Wow! That’s fantastic! So you can avoid probate and not have to create a revocable living trust? That’s so much less expensive! Unfortunately, half truths are often worse than outright lies, and when an attorney tells a client that a trust under will avoids probate, they’re giving a half truth. Let’s take a look at what happens to an asset in probate and an asset that goes into a trust under will.
The probate court process is only for assets still in a deceased person’s name after they have passed on. So if a mutual fund worth a million dollars goes through probate, it will be subject to a specific process:
- The executor has to be qualified and accepted by the court to take over management of the estate, and therefore take charge of the assets
- All of the assets have to be listed on an inventory, including listing each account and the value on the date of death
- Probate fees have to be assessed on all of the personal property assets, meaning the bank accounts, stock accounts, furniture, etc. have to pay up to $6,000 in court fees
- All of the assets that come into the estate have to be accounted for, and all of the payments out have to be accounted for, including submitting cancelled checks to the court in most cases
- The estate ends with the final distribution to the beneficiaries when there are no other assets left in probate.
OK, how is this different with a trust under will? Not much. While it doesn’t go to “probate,” it is considered a special court proceeding still administered by the clerks at the county courthouse just like probate.
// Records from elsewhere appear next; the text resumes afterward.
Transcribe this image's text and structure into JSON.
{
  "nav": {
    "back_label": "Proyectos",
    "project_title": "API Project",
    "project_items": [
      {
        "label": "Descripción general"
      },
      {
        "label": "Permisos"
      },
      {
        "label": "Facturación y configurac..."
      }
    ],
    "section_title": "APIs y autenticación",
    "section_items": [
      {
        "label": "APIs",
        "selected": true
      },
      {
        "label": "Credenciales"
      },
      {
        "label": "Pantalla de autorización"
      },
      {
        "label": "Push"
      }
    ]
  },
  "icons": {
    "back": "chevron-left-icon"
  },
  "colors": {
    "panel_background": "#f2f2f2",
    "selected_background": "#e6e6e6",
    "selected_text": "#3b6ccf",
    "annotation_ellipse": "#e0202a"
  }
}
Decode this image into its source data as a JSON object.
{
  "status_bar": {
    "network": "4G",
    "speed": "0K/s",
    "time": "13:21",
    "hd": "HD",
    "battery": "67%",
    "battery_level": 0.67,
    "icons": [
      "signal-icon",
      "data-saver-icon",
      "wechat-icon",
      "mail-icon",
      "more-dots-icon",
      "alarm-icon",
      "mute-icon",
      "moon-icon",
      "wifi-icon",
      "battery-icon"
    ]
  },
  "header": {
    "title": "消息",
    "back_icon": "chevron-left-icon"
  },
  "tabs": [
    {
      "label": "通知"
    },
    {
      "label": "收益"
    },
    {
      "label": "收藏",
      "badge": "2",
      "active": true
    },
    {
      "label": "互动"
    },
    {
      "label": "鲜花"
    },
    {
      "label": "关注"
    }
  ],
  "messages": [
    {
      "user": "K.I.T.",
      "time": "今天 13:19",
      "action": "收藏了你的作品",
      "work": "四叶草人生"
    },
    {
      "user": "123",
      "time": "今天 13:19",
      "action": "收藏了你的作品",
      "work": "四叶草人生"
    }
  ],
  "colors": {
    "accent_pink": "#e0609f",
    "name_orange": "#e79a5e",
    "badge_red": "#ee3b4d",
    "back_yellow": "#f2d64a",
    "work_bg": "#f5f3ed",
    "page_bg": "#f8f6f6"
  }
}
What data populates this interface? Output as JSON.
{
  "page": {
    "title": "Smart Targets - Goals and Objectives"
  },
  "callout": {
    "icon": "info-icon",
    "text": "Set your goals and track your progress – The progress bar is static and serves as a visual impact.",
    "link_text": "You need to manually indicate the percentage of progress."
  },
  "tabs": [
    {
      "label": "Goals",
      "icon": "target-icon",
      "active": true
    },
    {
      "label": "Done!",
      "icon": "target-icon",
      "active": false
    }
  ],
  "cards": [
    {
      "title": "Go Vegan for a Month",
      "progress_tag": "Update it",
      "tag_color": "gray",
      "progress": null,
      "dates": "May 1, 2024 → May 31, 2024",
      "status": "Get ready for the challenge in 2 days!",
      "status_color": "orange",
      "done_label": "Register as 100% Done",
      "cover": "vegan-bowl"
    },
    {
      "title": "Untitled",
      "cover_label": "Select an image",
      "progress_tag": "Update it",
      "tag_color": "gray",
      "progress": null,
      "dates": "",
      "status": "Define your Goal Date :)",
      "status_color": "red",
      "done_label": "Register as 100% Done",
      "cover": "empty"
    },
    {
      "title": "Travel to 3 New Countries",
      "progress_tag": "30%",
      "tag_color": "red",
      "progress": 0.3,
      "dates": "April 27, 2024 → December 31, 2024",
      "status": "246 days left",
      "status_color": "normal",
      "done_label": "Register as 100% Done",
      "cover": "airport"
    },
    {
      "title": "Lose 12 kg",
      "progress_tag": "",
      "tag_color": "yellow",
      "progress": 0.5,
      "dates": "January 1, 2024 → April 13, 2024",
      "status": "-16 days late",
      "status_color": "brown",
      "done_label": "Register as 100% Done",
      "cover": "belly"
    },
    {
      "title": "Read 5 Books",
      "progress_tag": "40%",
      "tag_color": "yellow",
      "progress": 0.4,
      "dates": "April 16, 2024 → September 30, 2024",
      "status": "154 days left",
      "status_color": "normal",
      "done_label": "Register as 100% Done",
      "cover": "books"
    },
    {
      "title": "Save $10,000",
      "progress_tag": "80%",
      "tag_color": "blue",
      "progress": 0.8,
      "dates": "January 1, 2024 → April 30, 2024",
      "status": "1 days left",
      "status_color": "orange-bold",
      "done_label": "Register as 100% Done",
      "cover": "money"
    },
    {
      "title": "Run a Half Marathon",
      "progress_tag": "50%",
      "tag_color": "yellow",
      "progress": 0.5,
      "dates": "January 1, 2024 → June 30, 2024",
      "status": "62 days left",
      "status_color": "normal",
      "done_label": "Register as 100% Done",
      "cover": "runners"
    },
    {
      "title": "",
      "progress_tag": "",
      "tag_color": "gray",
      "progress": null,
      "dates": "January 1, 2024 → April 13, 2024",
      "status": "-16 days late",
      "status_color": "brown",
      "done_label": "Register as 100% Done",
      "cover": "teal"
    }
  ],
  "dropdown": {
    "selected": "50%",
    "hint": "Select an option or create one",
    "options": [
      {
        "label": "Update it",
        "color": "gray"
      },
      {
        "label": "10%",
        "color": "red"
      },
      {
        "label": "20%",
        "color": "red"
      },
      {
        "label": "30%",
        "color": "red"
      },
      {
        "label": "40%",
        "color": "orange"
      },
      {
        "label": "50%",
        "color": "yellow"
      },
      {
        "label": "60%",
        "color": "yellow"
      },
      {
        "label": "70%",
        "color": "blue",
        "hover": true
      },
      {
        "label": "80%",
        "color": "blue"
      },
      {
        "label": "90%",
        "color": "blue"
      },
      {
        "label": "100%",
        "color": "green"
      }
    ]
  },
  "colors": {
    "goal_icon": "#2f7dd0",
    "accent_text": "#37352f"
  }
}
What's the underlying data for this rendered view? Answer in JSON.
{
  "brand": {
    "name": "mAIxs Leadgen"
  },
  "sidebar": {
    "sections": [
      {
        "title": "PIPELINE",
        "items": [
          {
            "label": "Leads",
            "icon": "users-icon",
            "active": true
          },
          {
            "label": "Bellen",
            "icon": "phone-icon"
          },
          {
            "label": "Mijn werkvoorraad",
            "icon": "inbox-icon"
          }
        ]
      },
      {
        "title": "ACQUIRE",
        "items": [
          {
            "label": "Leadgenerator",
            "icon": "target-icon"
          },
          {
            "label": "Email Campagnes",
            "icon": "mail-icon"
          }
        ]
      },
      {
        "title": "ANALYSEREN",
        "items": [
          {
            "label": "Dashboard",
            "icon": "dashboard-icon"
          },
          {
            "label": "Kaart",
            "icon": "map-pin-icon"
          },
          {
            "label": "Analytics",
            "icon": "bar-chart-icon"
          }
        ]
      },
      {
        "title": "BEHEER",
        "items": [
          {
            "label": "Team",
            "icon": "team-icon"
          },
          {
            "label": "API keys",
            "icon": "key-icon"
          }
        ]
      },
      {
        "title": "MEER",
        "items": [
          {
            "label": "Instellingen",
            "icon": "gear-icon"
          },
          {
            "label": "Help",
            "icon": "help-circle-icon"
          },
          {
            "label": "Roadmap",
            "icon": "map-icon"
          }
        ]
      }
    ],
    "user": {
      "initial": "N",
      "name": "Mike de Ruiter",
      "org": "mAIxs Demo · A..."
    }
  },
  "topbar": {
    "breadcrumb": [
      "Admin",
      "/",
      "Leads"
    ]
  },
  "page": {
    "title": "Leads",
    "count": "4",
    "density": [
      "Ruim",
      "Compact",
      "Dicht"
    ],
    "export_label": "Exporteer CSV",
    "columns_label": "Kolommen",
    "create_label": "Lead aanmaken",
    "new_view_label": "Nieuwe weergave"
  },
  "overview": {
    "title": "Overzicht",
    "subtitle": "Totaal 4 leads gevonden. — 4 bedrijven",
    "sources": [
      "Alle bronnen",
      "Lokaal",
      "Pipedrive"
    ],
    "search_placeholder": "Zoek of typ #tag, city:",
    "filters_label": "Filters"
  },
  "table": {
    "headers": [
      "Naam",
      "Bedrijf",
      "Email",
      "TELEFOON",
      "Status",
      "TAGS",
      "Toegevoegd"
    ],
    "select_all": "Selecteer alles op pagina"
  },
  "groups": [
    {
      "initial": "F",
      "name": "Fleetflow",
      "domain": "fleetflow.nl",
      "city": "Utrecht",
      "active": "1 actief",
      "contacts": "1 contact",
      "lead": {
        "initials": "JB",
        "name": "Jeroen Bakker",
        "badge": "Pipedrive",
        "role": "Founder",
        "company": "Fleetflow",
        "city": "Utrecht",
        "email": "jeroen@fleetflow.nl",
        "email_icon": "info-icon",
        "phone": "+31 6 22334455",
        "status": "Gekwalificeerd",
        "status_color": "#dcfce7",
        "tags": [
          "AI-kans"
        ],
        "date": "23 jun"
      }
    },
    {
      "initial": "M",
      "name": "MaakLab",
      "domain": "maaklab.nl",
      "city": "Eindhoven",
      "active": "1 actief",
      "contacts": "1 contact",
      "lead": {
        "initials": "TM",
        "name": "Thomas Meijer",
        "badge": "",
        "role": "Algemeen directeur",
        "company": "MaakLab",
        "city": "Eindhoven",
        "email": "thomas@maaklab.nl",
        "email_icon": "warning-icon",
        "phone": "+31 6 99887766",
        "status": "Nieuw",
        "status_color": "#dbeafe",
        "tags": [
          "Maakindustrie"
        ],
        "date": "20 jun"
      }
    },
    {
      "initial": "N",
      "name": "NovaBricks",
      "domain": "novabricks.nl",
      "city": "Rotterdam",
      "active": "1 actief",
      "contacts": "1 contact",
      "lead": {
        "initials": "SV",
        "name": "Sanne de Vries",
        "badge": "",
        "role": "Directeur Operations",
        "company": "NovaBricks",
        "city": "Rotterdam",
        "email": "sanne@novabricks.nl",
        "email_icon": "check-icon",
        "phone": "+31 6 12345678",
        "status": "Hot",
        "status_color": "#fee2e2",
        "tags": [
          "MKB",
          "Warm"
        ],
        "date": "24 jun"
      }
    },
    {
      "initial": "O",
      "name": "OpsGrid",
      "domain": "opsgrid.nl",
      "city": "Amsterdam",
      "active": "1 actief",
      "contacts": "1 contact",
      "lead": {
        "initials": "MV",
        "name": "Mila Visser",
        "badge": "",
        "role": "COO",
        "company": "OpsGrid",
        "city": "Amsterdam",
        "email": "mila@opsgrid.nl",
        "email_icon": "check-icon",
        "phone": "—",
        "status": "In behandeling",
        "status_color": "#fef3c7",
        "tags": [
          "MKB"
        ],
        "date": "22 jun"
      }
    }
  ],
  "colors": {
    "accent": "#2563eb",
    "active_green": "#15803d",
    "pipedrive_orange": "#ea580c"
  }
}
Here’s the process:
- The trustee has to be qualified and accepted by the court to take over management of the trust, and therefore take charge of the assets
- All of the assets have to be listed on an inventory, including listing each account going to the trust under will and its corresponding value on the date of death
- Trust fees have to be assessed on all of the personal property assets going to the trust, meaning the bank accounts, stock accounts, life insurance, etc. have to pay up to $6,000 in court fees
- Unless specifically waived, all of the assets that come into the trust thereafter have to be accounted for (and fees paid), and all of the payments out have to be accounted for
- The trust ends with the final distribution to the beneficiaries when there are no other assets left in the trust.
So there is not much of a difference at all. In addition to this, there are fees assessed on BOTH the probate assets AND the trust under will assets, so the total court fees which would have been capped in probate at $6,000 are now capped at up to $12,000 between probate court fees and the special proceedings fees.
And yet attorneys are espousing the “trust under will” process as if it were avoiding probate to the same extent that revocable living trusts do, and it is just not true. Just as the falsehoods and myths that “probate is no big deal” and “probate fees are not that high” are being touted by attorneys who make a lot of money off the probate court process, telling their clients that a “trust under will” avoids probate also puts a lot more money in the probate attorney’s pocket than a revocable living trust would, and it has the potential for doubling the court fees. As my grandfather used to say, if it sounds too good to be true, then it probably is.